Wedding fairs: playing host

by
03 March 2017

Write, if you have any answers to the questions listed at the end of this section, or would like to add to the answers below

iStock

Your answers
Is there a legal reason that churches don’t advertise at wedding fairs? The public are beginning to think that they can’t get married in churches. This is an absurd situa­tion. [Answers, 20 January]

 

Another response — only available to certain churches I know — is to host the fair itself. We were inspired by Ripon Ca­­thedral’s wedding fairs, and realised that our huge and flex­ible space would be ideal. Aisles make great catwalks. We found that exhibitors, jaded by their usual venues, re­­sponded enthusiastically to being in our stunning architec­ture. They even coped with its not being warm. Sixty stalls became 80 the next time.

As the host, we had a stall for free, and could speak to all the ex­­hib­­itors and visitors. Above all, the venue reminded people that church was an option for their wed­ding. Every year since, we have conducted wed­dings for couples we met at the fair.

Yes, we have wrestled with the question whether such fairs glorify the wedding above the marriage that follows, and, yes, we have wondered about hyper-commercialisation. But the overwhelming experience has been positive, and has reminded people that the church has so much more to offer to couples than just the experience of the wedding day.

There are some wonderful juxta­positions. At the first fair, our Mothers’ Union were next to the stall advertising cosmetic surgery. They still talk about it.

 

(The Revd) Jeremy Fletcher (Vicar of Beverley Minster)
Beverley, East Yorkshire

 

Your questions

 

Where do I find an article by Alec Vidler or John Robinson, “The Appalling Amateurishness of the Church”? D. G. H.

 

Address for answers and more questions: Out of the Question, Church Times, 3rd floor, Invicta House, 108-114 Golden Lane, London EC1Y 0TG. questions@churchtimes.co.uk

The Church Times Podcast

The Church Times Podcast, hosted by Tim Wyatt and Ed Thornton, features a mixture of interviews and news analysis.
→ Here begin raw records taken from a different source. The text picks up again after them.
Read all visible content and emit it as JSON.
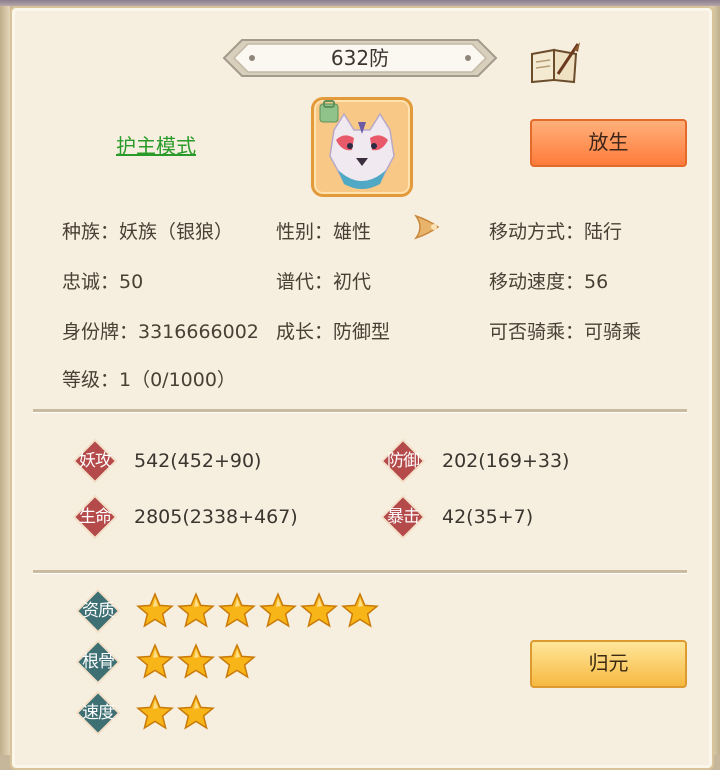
{
  "pet": {
    "name": "632防",
    "guard_mode_label": "护主模式",
    "release_label": "放生",
    "return_label": "归元",
    "portrait_icon": "silver-wolf-portrait"
  },
  "info": {
    "race": "种族：妖族（银狼）",
    "gender": "性别：雄性",
    "move_type": "移动方式：陆行",
    "loyalty": "忠诚：50",
    "generation": "谱代：初代",
    "move_speed": "移动速度：56",
    "id_tag": "身份牌：3316666002",
    "growth": "成长：防御型",
    "rideable": "可否骑乘：可骑乘",
    "level": "等级：1（0/1000）"
  },
  "stats": [
    {
      "label": "妖攻",
      "value": "542(452+90)"
    },
    {
      "label": "防御",
      "value": "202(169+33)"
    },
    {
      "label": "生命",
      "value": "2805(2338+467)"
    },
    {
      "label": "暴击",
      "value": "42(35+7)"
    }
  ],
  "aptitudes": [
    {
      "label": "资质",
      "stars": 6
    },
    {
      "label": "根骨",
      "stars": 3
    },
    {
      "label": "速度",
      "stars": 2
    }
  ],
  "colors": {
    "guard_mode": "#2a9b2a",
    "stat_badge": "#b44a4a",
    "apt_badge": "#3e6f73",
    "star": "#f7b518",
    "release_button": "#ff8a4a",
    "return_button": "#f8cf5e"
  }
}
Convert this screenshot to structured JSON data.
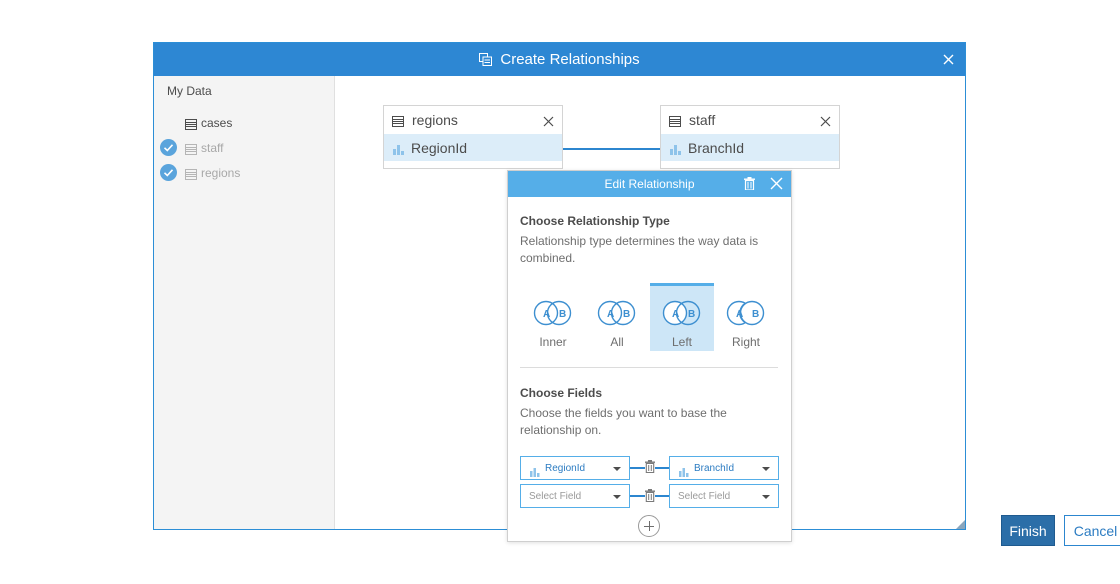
{
  "dialog": {
    "title": "Create Relationships",
    "title_icon": "relationship-icon",
    "close_icon": "close-icon"
  },
  "sidebar": {
    "heading": "My Data",
    "datasets": [
      {
        "label": "cases",
        "icon": "table-icon",
        "checked": false
      },
      {
        "label": "staff",
        "icon": "table-icon",
        "checked": true
      },
      {
        "label": "regions",
        "icon": "table-icon",
        "checked": true
      }
    ]
  },
  "canvas": {
    "left_card": {
      "title": "regions",
      "field": "RegionId",
      "icon": "table-icon",
      "field_icon": "field-icon"
    },
    "right_card": {
      "title": "staff",
      "field": "BranchId",
      "icon": "table-icon",
      "field_icon": "field-icon"
    },
    "link_icon": "pencil-icon",
    "finish_label": "Finish",
    "cancel_label": "Cancel"
  },
  "edit_panel": {
    "title": "Edit Relationship",
    "delete_icon": "trash-icon",
    "close_icon": "close-icon",
    "type_heading": "Choose Relationship Type",
    "type_desc": "Relationship type determines the way data is combined.",
    "join_types": [
      {
        "label": "Inner",
        "selected": false
      },
      {
        "label": "All",
        "selected": false
      },
      {
        "label": "Left",
        "selected": true
      },
      {
        "label": "Right",
        "selected": false
      }
    ],
    "venn_labels": {
      "a": "A",
      "b": "B"
    },
    "fields_heading": "Choose Fields",
    "fields_desc": "Choose the fields you want to base the relationship on.",
    "field_rows": [
      {
        "left": "RegionId",
        "right": "BranchId",
        "filled": true
      },
      {
        "left": "Select Field",
        "right": "Select Field",
        "filled": false
      }
    ],
    "add_icon": "plus-icon",
    "accent": "#55aee8",
    "primary": "#2d87d3"
  }
}
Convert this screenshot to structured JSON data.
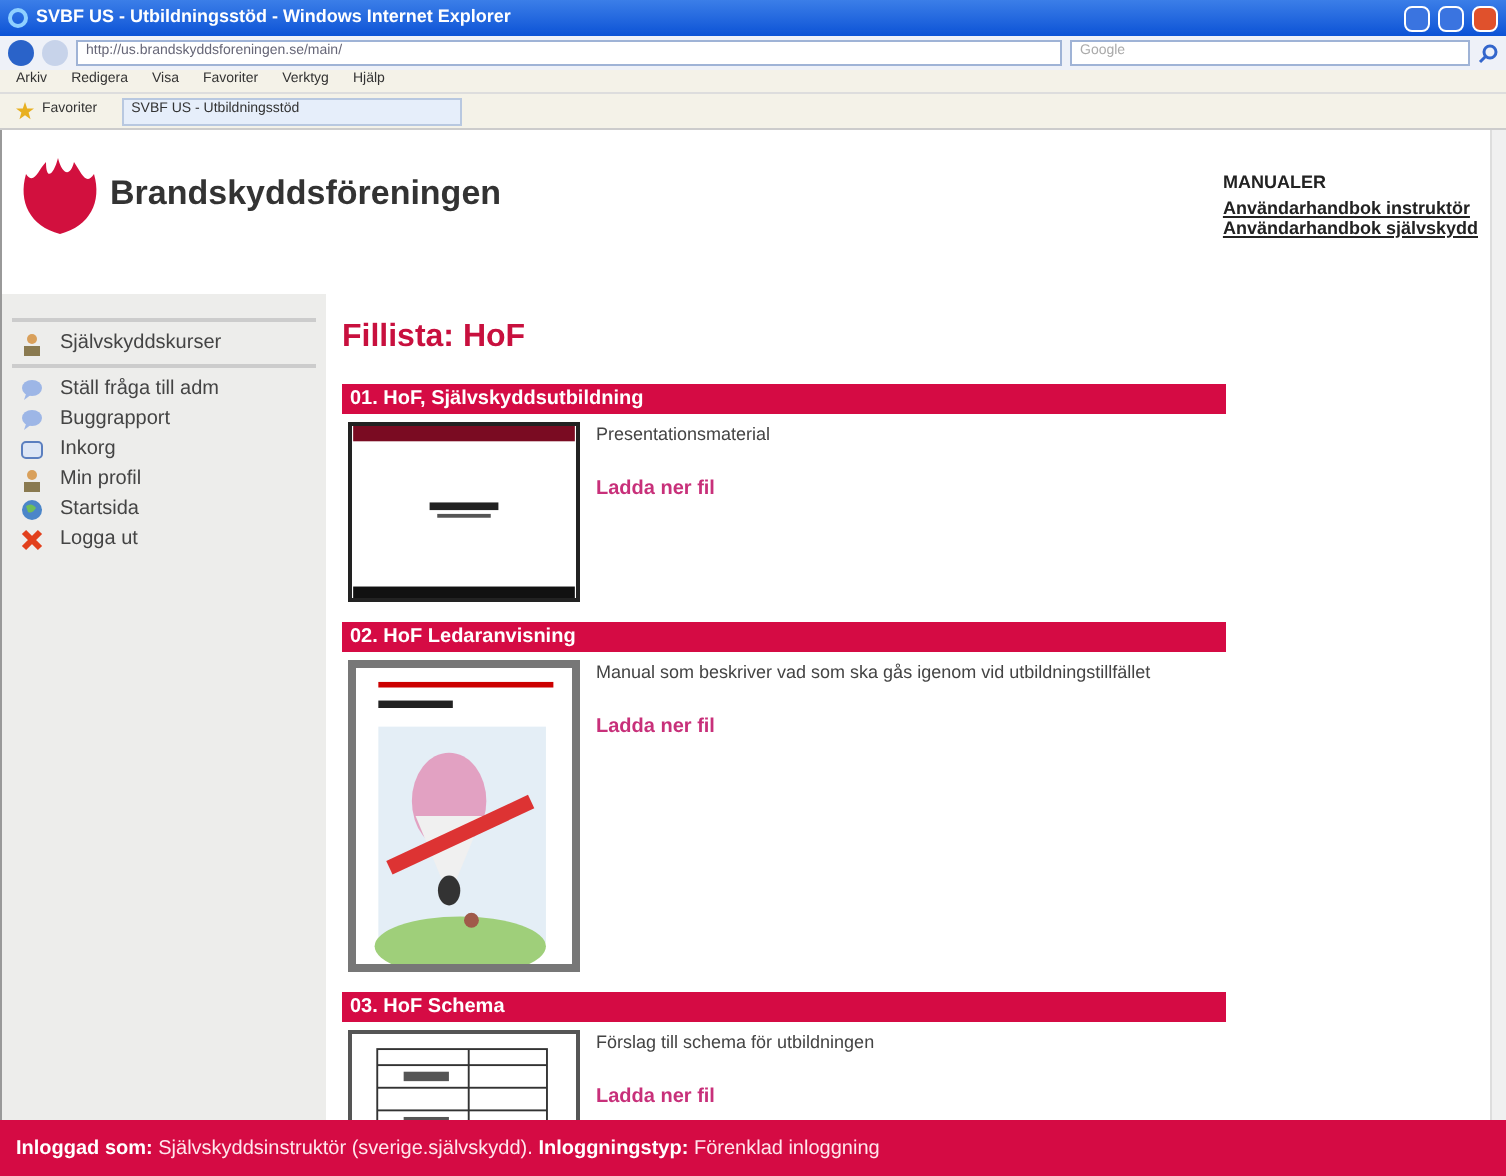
{
  "window": {
    "title": "SVBF US - Utbildningsstöd - Windows Internet Explorer"
  },
  "address_bar": {
    "url": "http://us.brandskyddsforeningen.se/main/"
  },
  "search": {
    "placeholder": "Google"
  },
  "menu": [
    "Arkiv",
    "Redigera",
    "Visa",
    "Favoriter",
    "Verktyg",
    "Hjälp"
  ],
  "favorites_bar": {
    "label": "Favoriter",
    "tab": "SVBF US - Utbildningsstöd"
  },
  "logo": {
    "text": "Brandskyddsföreningen"
  },
  "manuals": {
    "heading": "MANUALER",
    "links": [
      "Användarhandbok instruktör",
      "Användarhandbok självskydd"
    ]
  },
  "sidebar": {
    "items": [
      {
        "label": "Självskyddskurser",
        "kind": "person"
      },
      {
        "label": "Ställ fråga till adm",
        "kind": "bubble"
      },
      {
        "label": "Buggrapport",
        "kind": "bubble"
      },
      {
        "label": "Inkorg",
        "kind": "inbox"
      },
      {
        "label": "Min profil",
        "kind": "person"
      },
      {
        "label": "Startsida",
        "kind": "globe"
      },
      {
        "label": "Logga ut",
        "kind": "cross"
      }
    ]
  },
  "page_title": "Fillista: HoF",
  "files": [
    {
      "title": "01. HoF, Självskyddsutbildning",
      "description": "Presentationsmaterial",
      "link": "Ladda ner fil",
      "kind": "slide"
    },
    {
      "title": "02. HoF Ledaranvisning",
      "description": "Manual som beskriver vad som ska gås igenom vid utbildningstillfället",
      "link": "Ladda ner fil",
      "kind": "cover"
    },
    {
      "title": "03. HoF Schema",
      "description": "Förslag till schema för utbildningen",
      "link": "Ladda ner fil",
      "kind": "table"
    }
  ],
  "footer": {
    "logged_in_label": "Inloggad som:",
    "logged_in_value": "Självskyddsinstruktör (sverige.självskydd).",
    "login_type_label": "Inloggningstyp:",
    "login_type_value": "Förenklad inloggning"
  }
}
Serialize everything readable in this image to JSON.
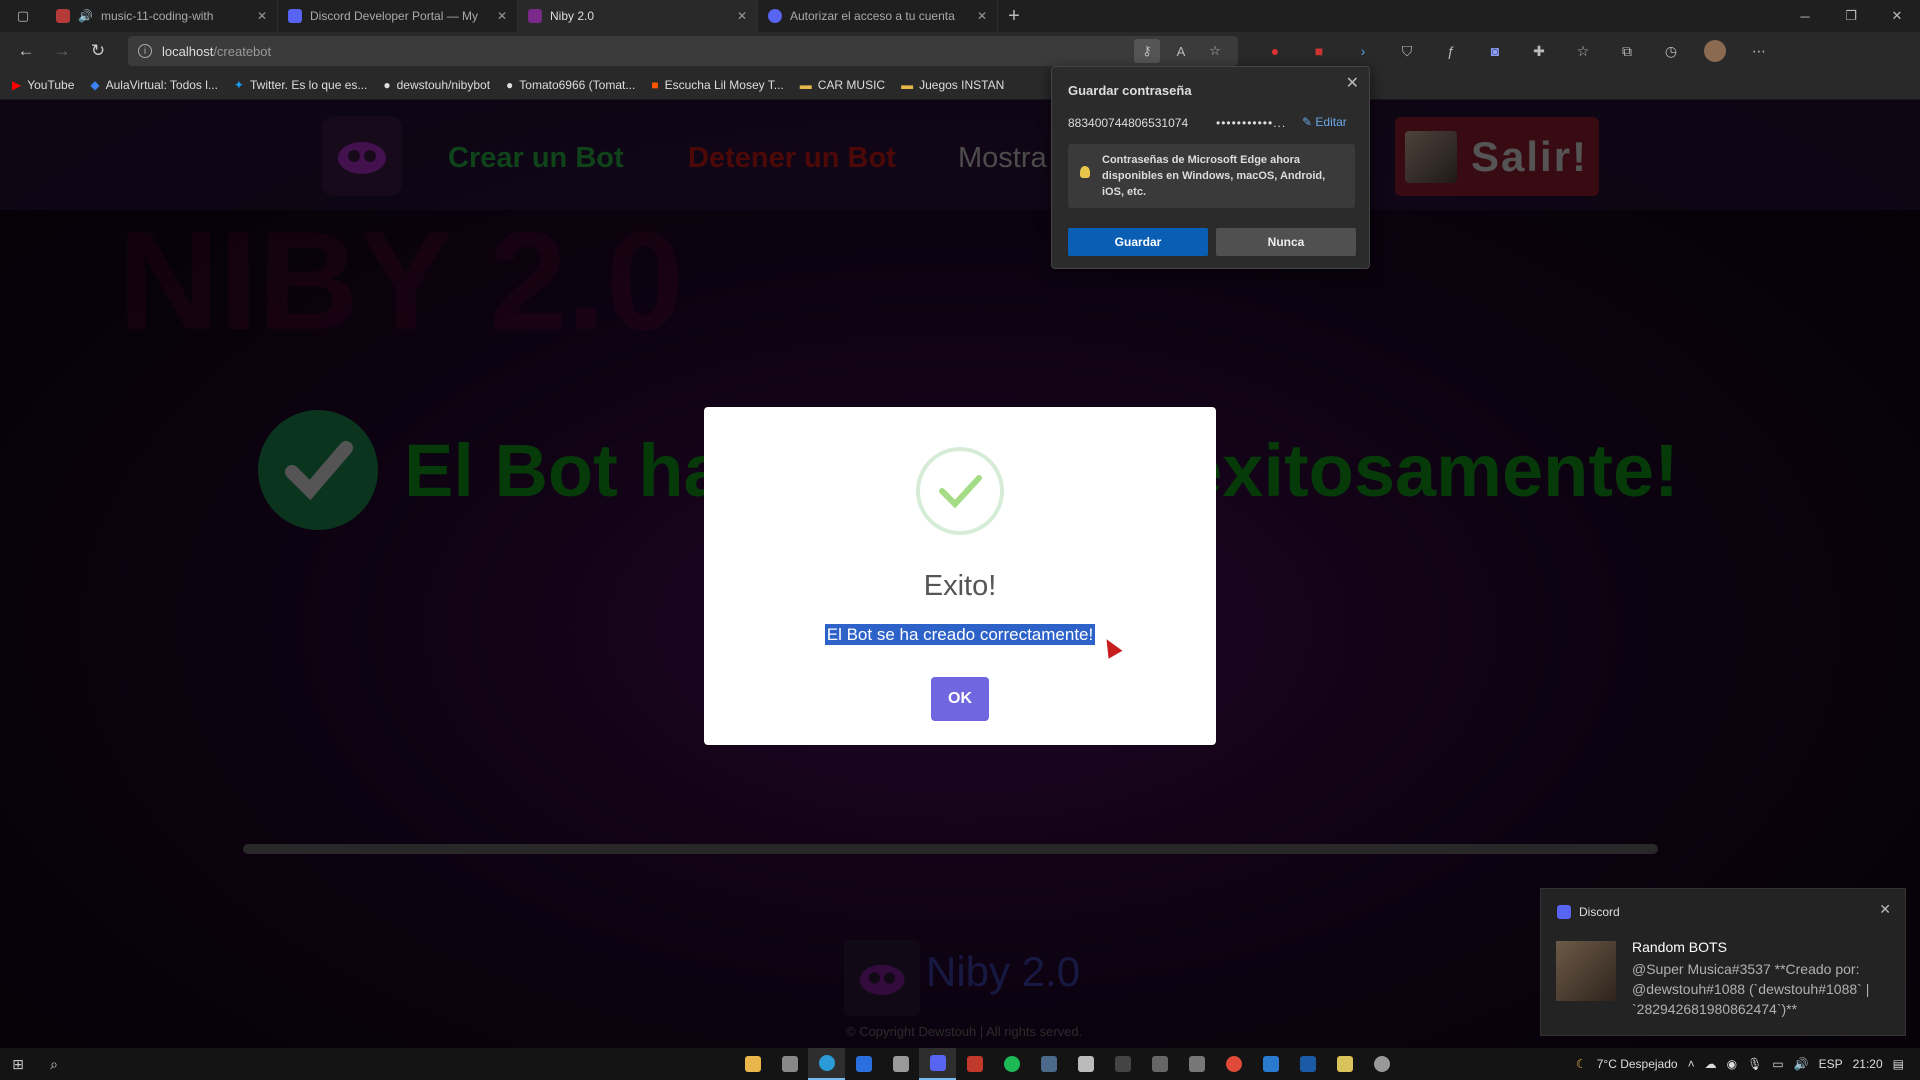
{
  "browser": {
    "tabs": [
      {
        "title": "music-11-coding-with",
        "favicon_color": "#5865f2",
        "badge": "173",
        "active": false
      },
      {
        "title": "Discord Developer Portal — My",
        "favicon_color": "#5865f2",
        "active": false
      },
      {
        "title": "Niby 2.0",
        "favicon_color": "#7a2a8a",
        "active": true
      },
      {
        "title": "Autorizar el acceso a tu cuenta",
        "favicon_color": "#5865f2",
        "active": false
      }
    ],
    "url_host": "localhost",
    "url_path": "/createbot",
    "bookmarks": [
      {
        "label": "YouTube",
        "icon": "youtube-icon",
        "color": "#ff0000"
      },
      {
        "label": "AulaVirtual: Todos l...",
        "icon": "aula-icon",
        "color": "#3b82f6"
      },
      {
        "label": "Twitter. Es lo que es...",
        "icon": "twitter-icon",
        "color": "#1d9bf0"
      },
      {
        "label": "dewstouh/nibybot",
        "icon": "github-icon",
        "color": "#dddddd"
      },
      {
        "label": "Tomato6966 (Tomat...",
        "icon": "github-icon",
        "color": "#dddddd"
      },
      {
        "label": "Escucha Lil Mosey T...",
        "icon": "soundcloud-icon",
        "color": "#ff5500"
      },
      {
        "label": "CAR MUSIC",
        "icon": "folder-icon",
        "color": "#e8b64b"
      },
      {
        "label": "Juegos INSTAN",
        "icon": "folder-icon",
        "color": "#e8b64b"
      }
    ]
  },
  "site": {
    "nav": {
      "create": "Crear un Bot",
      "stop": "Detener un Bot",
      "show": "Mostra"
    },
    "logout_label": "Salir!",
    "bg_title": "NIBY 2.0",
    "success_message": "El Bot ha sido creado exitosamente!",
    "footer_brand": "Niby 2.0",
    "footer_copyright": "© Copyright Dewstouh | All rights served."
  },
  "modal": {
    "title": "Exito!",
    "text": "El Bot se ha creado correctamente!",
    "ok_label": "OK",
    "accent": "#7066e0"
  },
  "password_popup": {
    "title": "Guardar contraseña",
    "username": "883400744806531074",
    "password_mask": "•••••••••••...",
    "edit_label": "Editar",
    "tip": "Contraseñas de Microsoft Edge ahora disponibles en Windows, macOS, Android, iOS, etc.",
    "save_label": "Guardar",
    "never_label": "Nunca"
  },
  "toast": {
    "app": "Discord",
    "title": "Random BOTS",
    "body": "@Super Musica#3537 **Creado por: @dewstouh#1088 (`dewstouh#1088` | `282942681980862474`)**"
  },
  "taskbar": {
    "weather": "7°C  Despejado",
    "lang": "ESP",
    "time": "21:20"
  }
}
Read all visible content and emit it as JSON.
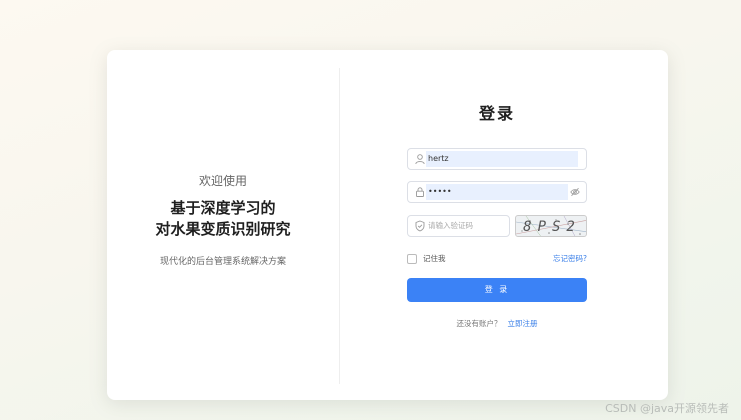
{
  "left_panel": {
    "welcome": "欢迎使用",
    "title_line1": "基于深度学习的",
    "title_line2": "对水果变质识别研究",
    "subtitle": "现代化的后台管理系统解决方案"
  },
  "login": {
    "title": "登录",
    "username_value": "hertz",
    "password_value": "•••••",
    "code_placeholder": "请输入验证码",
    "captcha_text": "8PS2",
    "remember_label": "记住我",
    "forgot_label": "忘记密码?",
    "submit_label": "登 录",
    "register_prompt": "还没有账户？",
    "register_link": "立即注册"
  },
  "colors": {
    "primary": "#3b82f6",
    "link": "#3a7fe8",
    "autofill": "#e8f0fe"
  },
  "watermark": "CSDN @java开源领先者"
}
Listen online

Latest Cartoon

The Church Times Archive

Read reports from issues stretching back to 1863, search for your parish or see if any of the clergy you know get a mention.

FREE for Church Times subscribers.

Explore the archive

Subscribe now to get full access

To explore the Church Times website fully, please sign in or subscribe.

Non-subscribers can read seven articles each month for free.